PBU, the Danish pension fund for early childhood educators, has reduced pension payments for nearly 20,000 of its pensioners this year by between 5% and 9% in a development illustrating a negative outcome for market-rate pension holders recently referred to by the country’s financial watchdog.
The labour-market pension fund told IPE the cut had been made necessary by low market returns in 2018 as well as changes in longevity and investment yield assumptions.
While Danish labour-market pension provision has been undergoing a long-term shift towards unguaranteed market-rate pension products from traditional guaranteed average-rate pensions, there are differences between the way providers calculate pensions in payment.
PBU’s mathematical director Frank Cederbye said payments to pensioners from the scheme in 2020 are between 5% and 9% less than in 2019, depending on the risk profile according to the age of the individual.
He told IPE: “We have chosen to have a plain vanilla pension product – what you see is what you get. It has no buffers and no implicit guarantees and introduces a bit more risk, but this handled through the investment profiles.”
Under its market-rate pension product – which now covers nearly all of the pension fund’s members – PBU re-calculates payments each year with a one-year delay.

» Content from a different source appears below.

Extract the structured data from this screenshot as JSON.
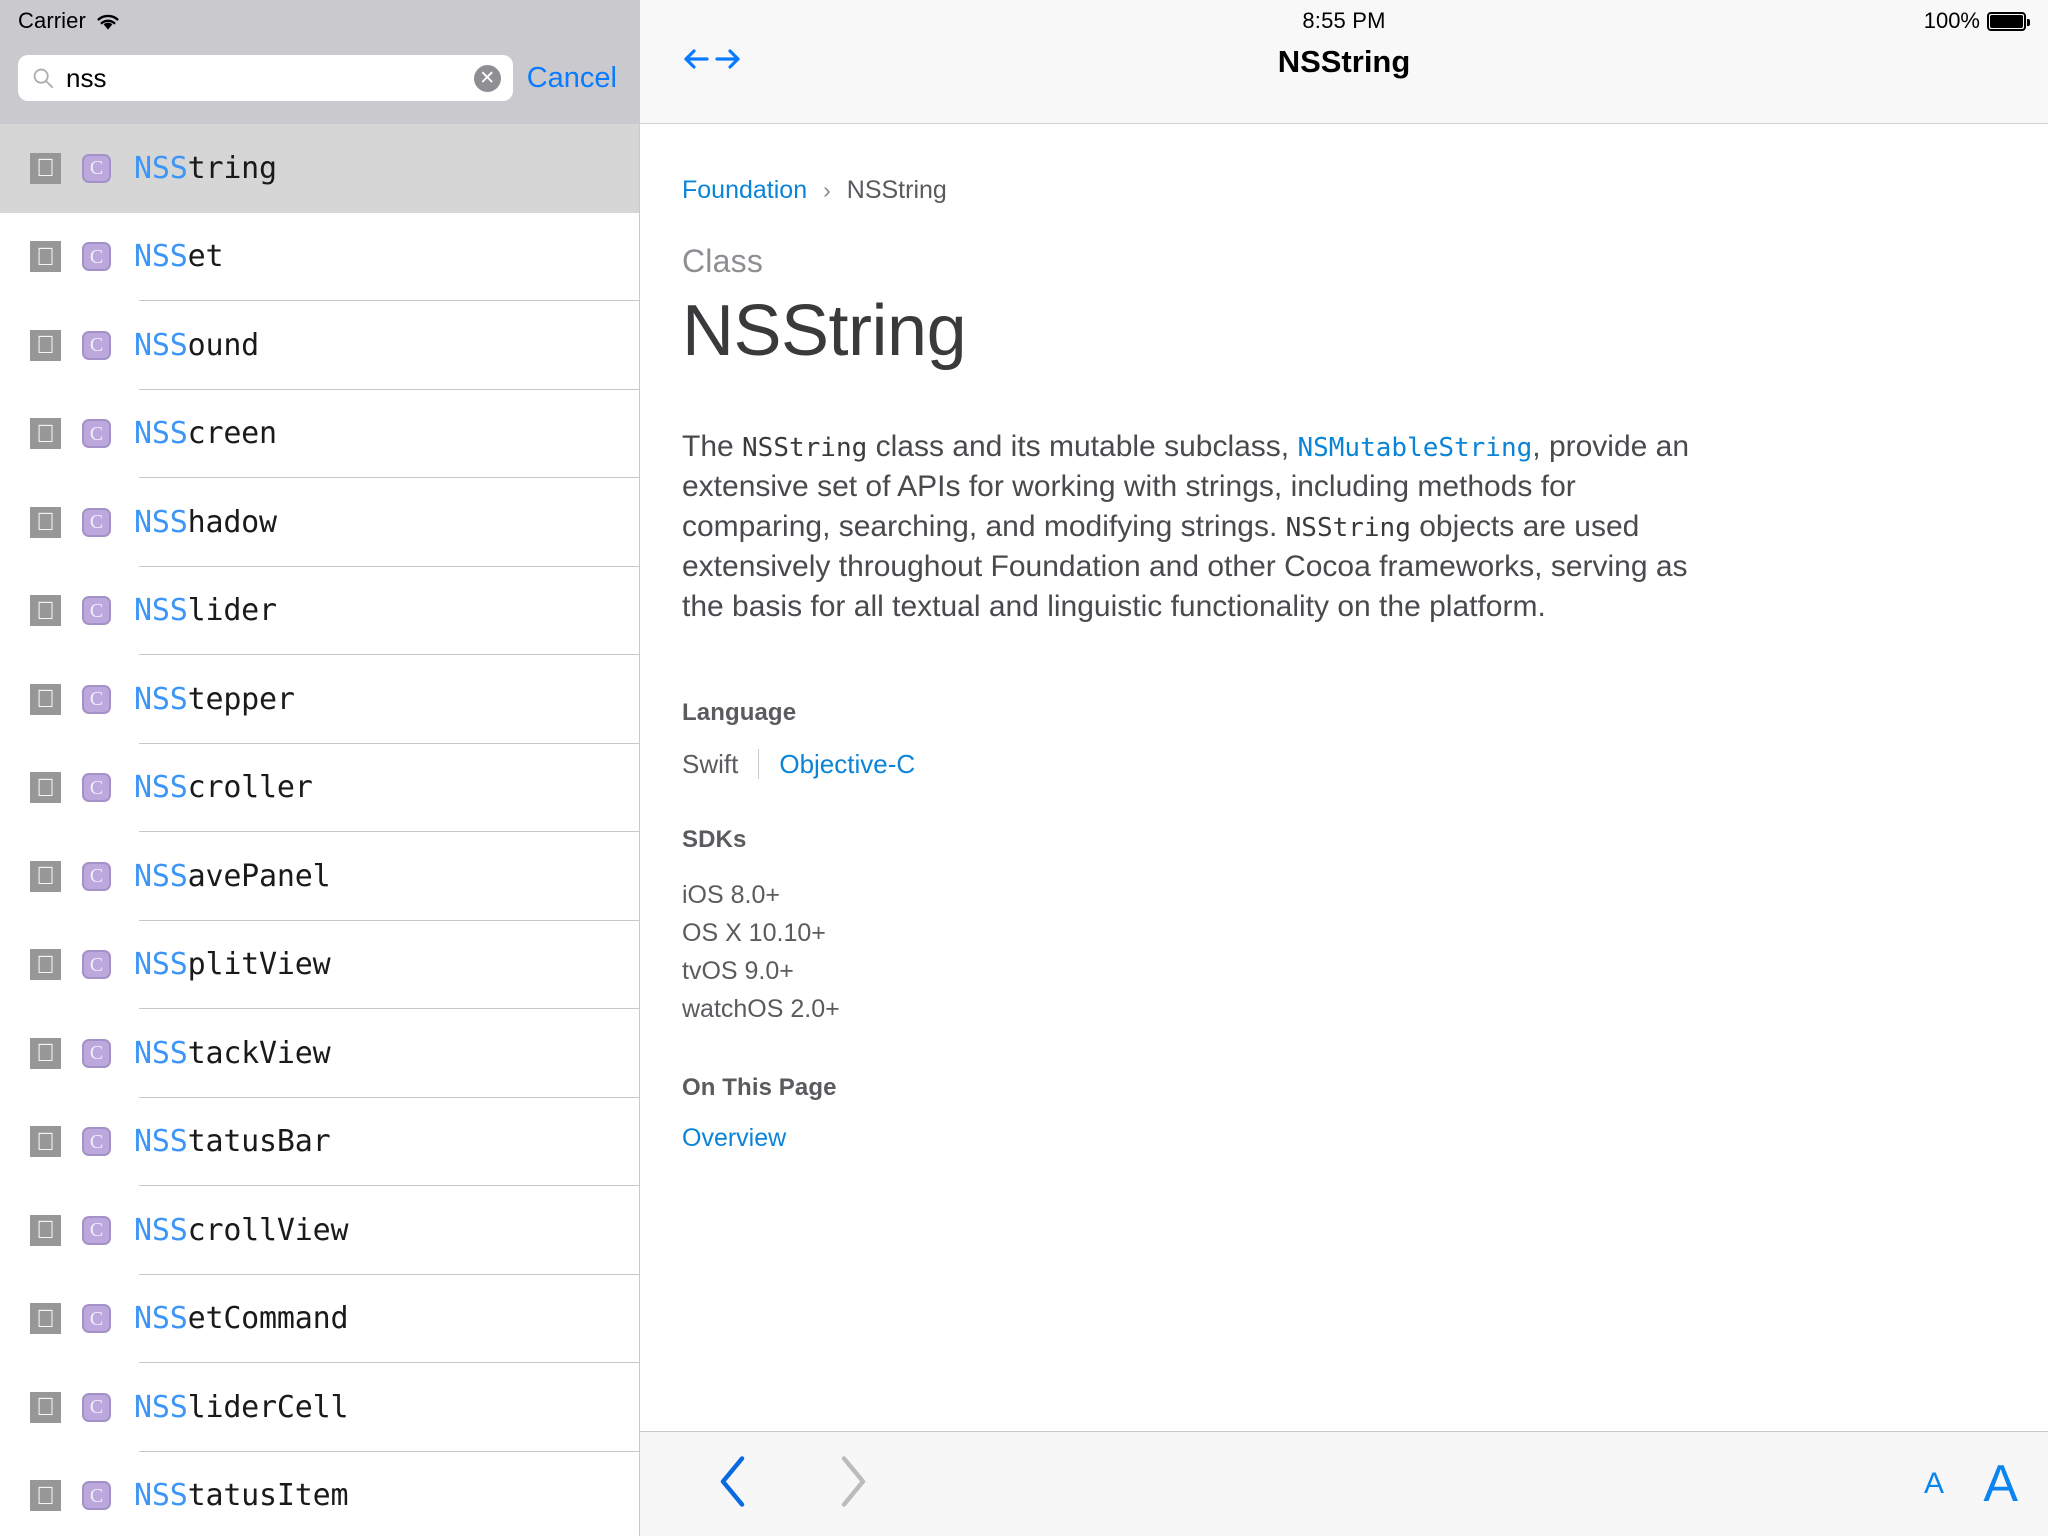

This means pensions paid out in 2020 are based on 2018 investment returns, life expectancy and common assumptions for Danish pension funds on future investment yields, Cederbye said.
“These assumptions were lowered in 2018, and life expectancy increased, and on top of that investment returns were poor in that year, so we had three negative effects,” he said.
PBU made the calculation for 2020 pensions in 2019, and sent out letters informing the near 20,000 pensioners affected in June, he said.
“We had no reactions from them in June, but around the end of last year we did have some reactions – mainly questions about the reduction because investment yields had been very good in 2019. But of course, the payments are calculated based on the 2018 data,” Cederbye said.
Last week, the Danish FSA published a report on the “privatisation” of risk in unguaranteed market-rate products, and how pension companies were informing their customers about this.
It concluded providers of market-rate pensions had not been giving customers adequate information about the risks they are exposed to, both in the accumulation and payout phases of the products.
Cederbye said PBU’s product did have the advantage of being easier to explain to customers.
“In our view, information is much easier to get across when you have a plain vanilla product. We have a very mechanical way of setting the pension level – we stick to our model, make the calculations and then these adjustments,” he said.
The pension fund is currently in the process of calculating 2021 pension payments.
“One element is we had very high investment returns in 2019, but on the other hand we have expectations of lower bond yields, so we are in the process of finding out what the net effect will be,” he said.